Watches: 'I got four of them, they're special and look very nice,' Bartschi says, while Niederreiter, after signing an NHL contract, can afford something more like a Rolex, but he doesn't put much worth in watches - 'I'll check on my phone to see what time it is.'

Niederreiter's hometown of Chur has two McDonald's, but he hasn't seen a Burger King or Subway and, 'I'm not sure about Starbucks,' he adds. 'It's not that popular in Switzerland.'

Makin' it easy

Barbara Rankin, the billet for Bartschi, has housed several other Europeans in past years. Bartschi likes carbs, she says.

Says Niederreiter: 'I like steakhouses.'

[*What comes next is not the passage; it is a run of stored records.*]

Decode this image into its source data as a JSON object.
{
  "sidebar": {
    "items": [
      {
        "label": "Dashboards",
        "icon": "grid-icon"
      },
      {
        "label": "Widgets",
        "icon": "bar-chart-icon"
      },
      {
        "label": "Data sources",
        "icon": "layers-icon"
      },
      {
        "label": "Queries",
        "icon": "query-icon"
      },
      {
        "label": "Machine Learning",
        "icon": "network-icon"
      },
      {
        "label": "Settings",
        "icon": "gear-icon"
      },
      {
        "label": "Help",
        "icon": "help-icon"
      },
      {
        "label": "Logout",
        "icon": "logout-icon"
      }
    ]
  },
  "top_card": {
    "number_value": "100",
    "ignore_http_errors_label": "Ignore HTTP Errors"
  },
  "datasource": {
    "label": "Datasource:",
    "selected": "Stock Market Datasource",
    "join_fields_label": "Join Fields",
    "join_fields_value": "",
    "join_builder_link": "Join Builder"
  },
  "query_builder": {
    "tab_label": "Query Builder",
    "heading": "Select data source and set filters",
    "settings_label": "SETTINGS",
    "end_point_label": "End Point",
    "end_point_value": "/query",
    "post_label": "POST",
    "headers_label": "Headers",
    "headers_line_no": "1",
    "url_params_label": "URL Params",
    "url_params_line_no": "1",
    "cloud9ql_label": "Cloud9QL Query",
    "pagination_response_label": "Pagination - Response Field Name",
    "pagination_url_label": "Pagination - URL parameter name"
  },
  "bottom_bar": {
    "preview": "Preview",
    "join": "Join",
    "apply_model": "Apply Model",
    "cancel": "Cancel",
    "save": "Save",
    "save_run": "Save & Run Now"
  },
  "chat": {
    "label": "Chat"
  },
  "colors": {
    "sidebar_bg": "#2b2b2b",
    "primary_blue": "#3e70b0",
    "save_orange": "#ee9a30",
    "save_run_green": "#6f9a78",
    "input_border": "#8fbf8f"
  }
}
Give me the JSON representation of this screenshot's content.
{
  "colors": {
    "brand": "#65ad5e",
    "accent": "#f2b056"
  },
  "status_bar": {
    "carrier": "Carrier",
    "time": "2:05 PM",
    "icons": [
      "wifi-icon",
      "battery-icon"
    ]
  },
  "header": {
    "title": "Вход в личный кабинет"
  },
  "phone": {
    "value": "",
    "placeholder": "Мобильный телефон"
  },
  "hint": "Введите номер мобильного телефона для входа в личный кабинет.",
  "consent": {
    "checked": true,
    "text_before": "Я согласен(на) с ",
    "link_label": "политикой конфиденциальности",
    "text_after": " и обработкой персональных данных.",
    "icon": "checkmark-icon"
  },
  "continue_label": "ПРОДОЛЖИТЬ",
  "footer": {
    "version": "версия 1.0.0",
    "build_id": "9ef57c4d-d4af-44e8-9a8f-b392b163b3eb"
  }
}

Niederreiter says what people might not know about Switzerland is that it's 'way too businesslike, in everything. It's so strict over there, with school - it's way easier here than back home. Even now for the easy jobs over there, you almost have to go to university, it's getting tougher and tougher, you gotta expect more and more from the youth.'

Living in the U.S. has been an adjustment, but a fun one.

Bartschi says that he attended about 10 movies, total, growing up. Since his arrival here, he has seen about 50. He arrived in Portland on Aug. 22 and 'I went to a movie.'

Niederreiter recently purchased his own bowling shoes. People in Switzerland bowl, but it's expensive. 'My high is 188, I had a good run,' he says, of his bowling prowess.

Then you have the the omnipresent girls who gravitate toward hockey players. Having spent the past year and a half in the U.S., Niederreiter is impressed.

'I actually don't mind the American girls, I gotta say that,' he muses. 'I've figured out that ladies are almost everywhere.'

As far as sports, the Swiss like their hockey and winter sports and, of course, soccer. The NBA? The NFL? Unless you're an athlete, they don't register on the Swiss radar, Bartschi says.

Niederreiter's father visited him here last year, and remarked that, whereas Swiss hockey fans sing for two hours during games, U.S. fans sit and eat and drink.

The Swiss Winterhawks had to adjust to taking long bus rides to Washington, British Columbia and Alberta - the mode of transportation for junior hockey teams. Thank goodness for onboard Internet, Bartschi says. Niederreiter has enjoyed the luxuries of playing for an NHL team, if only briefly, and he won't miss the bus rides when he eventually stays in big-time hockey.

Niederreiter loved his time in New York with the Islanders. Bartschi recently played in a prospects game in Toronto - nice city, he says, but really big.

They are more than comfortable learning the ways of North American hockey in Portland.

'It feels like everybody is so friendly here,' Bartschi says. 'Everybody wants to make it easy for you.'